In the past, reverse mortgages were excluded from New York’s fundamental foreclosure prevention tools: a 90-day preforeclosure notice that describes the default and how to fix it, and the opportunity to participate in a meeting (called a “settlement conference”) with the bank to discuss ways to avoid foreclosure. Now, thanks to legislation that went into effect as of May 12, 2018, reverse mortgage borrowers facing a foreclosure get both a 90-day notice and the right to a settlement conference.
With a regular, forward mortgage, the borrower gets a lump sum and makes monthly payments covering principal and interest to repay the loan.
With a reverse mortgage, which usually is insured by the Federal Housing Administration and known as a Home Equity Conversion Mortgage or “HECM,” the borrower gets payments from the lender, which become the loan. The payments to the borrower may be in the form of:
Borrowers usually don’t have to repay a reverse mortgage until they die, move, or sell the home. But the bank can call the loan due if the borrower violates the terms of the mortgage contract, like by not paying taxes or insurance, or failing to keep the property in good condition. Then, the bank can foreclose if the borrower doesn't correct the problem or pay the loan back in full. (To read about the restrictions and requirements of HECMs, see Reverse Mortgages: Restrictions and Requirements.)
These kinds of defaults—especially tax and insurance shortfalls—can often be resolved if brought to the borrower’s attention early in the process so the borrower has sufficient time to deal with the problem. Yet, reverse mortgages were previously excluded from New York’s law requiring a 90-day preforeclosure notice, which would notify the borrower about the issue, and a mandatory settlement conference, which would give the borrower the opportunity to work out a resolution with the bank. Reverse mortgages are now subject to both requirements.
For both forward mortgages and reverse mortgages, New York law requires the lender or servicer to send a notice to the borrower 90 days before starting a foreclosure. The notice must provide, among other things, information about how to cure the default and a list of government-approved housing counseling agencies located near the borrower. (N.Y. Real Prop. Law § 1304.)
If the mortgage is a reverse mortgage, the 90-day notice must explain the type of default that triggered the foreclosure, like:
Additionally, if the default is due to the borrower’s failure to pay property taxes, water and sewer charges, or to have homeowners' insurance, the letter must say that the borrower can cure (resolve) the alleged default by repaying the servicer for any amounts it paid.
The notice also must include information about:
If the borrower doesn’t resolve the matter within 90 days of the notice date, the servicer may begin a foreclosure (or sooner if the borrower doesn’t live in the home as a primary residence.)
For foreclosure actions involving owner-occupied properties, New York law requires the court to hold a mandatory settlement conference within 60 days after the servicer files proof with the court that the borrower received the complaint and summons, the first official step in a New York foreclosure. (N.Y. Civ. Prac. Laws & Rules, Rule 3408). (Read about New York foreclosure laws and procedures and foreclosure settlement conferences.)
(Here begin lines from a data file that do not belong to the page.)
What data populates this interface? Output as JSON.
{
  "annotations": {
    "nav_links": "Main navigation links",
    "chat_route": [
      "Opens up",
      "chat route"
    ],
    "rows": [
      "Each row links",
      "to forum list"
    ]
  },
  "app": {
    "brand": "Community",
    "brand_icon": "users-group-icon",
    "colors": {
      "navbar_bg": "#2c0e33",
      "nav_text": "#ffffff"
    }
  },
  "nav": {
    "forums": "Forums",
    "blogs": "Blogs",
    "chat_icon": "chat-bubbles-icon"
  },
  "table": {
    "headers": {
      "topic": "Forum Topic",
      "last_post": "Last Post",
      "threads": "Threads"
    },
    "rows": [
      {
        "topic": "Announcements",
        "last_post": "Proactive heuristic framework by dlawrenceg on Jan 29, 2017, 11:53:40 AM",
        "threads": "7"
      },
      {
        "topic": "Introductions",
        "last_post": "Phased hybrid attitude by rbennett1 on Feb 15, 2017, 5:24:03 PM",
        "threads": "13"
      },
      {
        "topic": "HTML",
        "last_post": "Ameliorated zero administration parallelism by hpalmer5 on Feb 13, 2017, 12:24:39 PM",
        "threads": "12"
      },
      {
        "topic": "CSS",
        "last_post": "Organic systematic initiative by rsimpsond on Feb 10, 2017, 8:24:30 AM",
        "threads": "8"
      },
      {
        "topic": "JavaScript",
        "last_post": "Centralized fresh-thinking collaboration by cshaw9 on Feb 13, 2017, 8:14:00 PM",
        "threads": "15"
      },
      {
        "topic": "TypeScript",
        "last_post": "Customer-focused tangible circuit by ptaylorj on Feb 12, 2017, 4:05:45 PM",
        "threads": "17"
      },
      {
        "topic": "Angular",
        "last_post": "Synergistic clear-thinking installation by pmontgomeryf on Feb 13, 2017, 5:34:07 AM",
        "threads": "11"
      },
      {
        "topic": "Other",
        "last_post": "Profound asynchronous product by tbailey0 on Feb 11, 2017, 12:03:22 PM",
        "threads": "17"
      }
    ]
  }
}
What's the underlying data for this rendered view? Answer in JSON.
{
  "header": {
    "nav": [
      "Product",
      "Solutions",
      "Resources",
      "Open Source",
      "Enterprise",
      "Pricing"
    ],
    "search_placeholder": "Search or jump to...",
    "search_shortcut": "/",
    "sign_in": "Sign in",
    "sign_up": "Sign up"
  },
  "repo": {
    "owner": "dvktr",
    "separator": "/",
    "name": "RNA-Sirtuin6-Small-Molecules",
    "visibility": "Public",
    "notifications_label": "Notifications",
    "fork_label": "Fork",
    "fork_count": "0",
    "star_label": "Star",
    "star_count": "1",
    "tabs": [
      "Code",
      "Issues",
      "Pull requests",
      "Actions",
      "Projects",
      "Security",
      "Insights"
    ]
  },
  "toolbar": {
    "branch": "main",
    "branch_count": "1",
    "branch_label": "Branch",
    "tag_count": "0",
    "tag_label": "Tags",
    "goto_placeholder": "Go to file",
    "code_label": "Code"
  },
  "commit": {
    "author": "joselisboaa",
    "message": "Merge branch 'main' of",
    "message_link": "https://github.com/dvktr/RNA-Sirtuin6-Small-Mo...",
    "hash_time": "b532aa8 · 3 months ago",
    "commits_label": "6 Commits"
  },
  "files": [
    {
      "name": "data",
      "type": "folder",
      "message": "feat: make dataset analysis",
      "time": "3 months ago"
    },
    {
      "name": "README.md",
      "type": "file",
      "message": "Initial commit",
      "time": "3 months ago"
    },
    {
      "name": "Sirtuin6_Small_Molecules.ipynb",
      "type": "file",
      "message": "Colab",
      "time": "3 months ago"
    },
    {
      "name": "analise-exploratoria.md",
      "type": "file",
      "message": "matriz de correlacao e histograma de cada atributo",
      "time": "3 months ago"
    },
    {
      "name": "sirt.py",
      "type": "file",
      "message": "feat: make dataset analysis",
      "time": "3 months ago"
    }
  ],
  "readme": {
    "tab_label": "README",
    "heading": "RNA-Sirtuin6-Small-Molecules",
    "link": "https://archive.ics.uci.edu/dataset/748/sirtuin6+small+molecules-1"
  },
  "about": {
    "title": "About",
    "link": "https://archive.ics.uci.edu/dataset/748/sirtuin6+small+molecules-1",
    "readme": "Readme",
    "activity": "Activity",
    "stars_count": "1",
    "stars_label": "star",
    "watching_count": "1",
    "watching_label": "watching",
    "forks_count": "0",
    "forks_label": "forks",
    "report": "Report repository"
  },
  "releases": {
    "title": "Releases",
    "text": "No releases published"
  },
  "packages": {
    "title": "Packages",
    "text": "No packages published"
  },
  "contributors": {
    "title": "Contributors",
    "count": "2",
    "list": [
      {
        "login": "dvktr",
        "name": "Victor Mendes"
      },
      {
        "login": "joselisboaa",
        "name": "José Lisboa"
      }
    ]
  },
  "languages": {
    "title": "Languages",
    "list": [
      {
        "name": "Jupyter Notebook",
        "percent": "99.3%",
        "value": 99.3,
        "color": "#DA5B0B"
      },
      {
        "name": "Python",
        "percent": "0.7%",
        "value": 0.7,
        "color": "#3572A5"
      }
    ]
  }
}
When it comes to reverse mortgages, the conference is required when the foreclosure is triggered by anything other than the death of the last surviving borrower, like a tax or insurance delinquency. Even if the foreclosure is due to the last surviving borrower's death, the court must hold the conference if:
At the settlement conference, the lender and homeowner attempt to reach a mutually agreeable way to avoid foreclosure. (For more information on settlement conferences in New York, go to the New York State Unified Court System website.)
Hiring a lawyer to represent you at a settlement conference or during a reverse mortgage foreclosure is often a good idea. A lawyer can help you negotiate a way to avoid foreclosure, protect your legal rights in the foreclosure process, and advise you about potential defenses to the foreclosure. You might also consider consulting with a HUD-approved housing counselor to learn more about foreclosure avoidance options.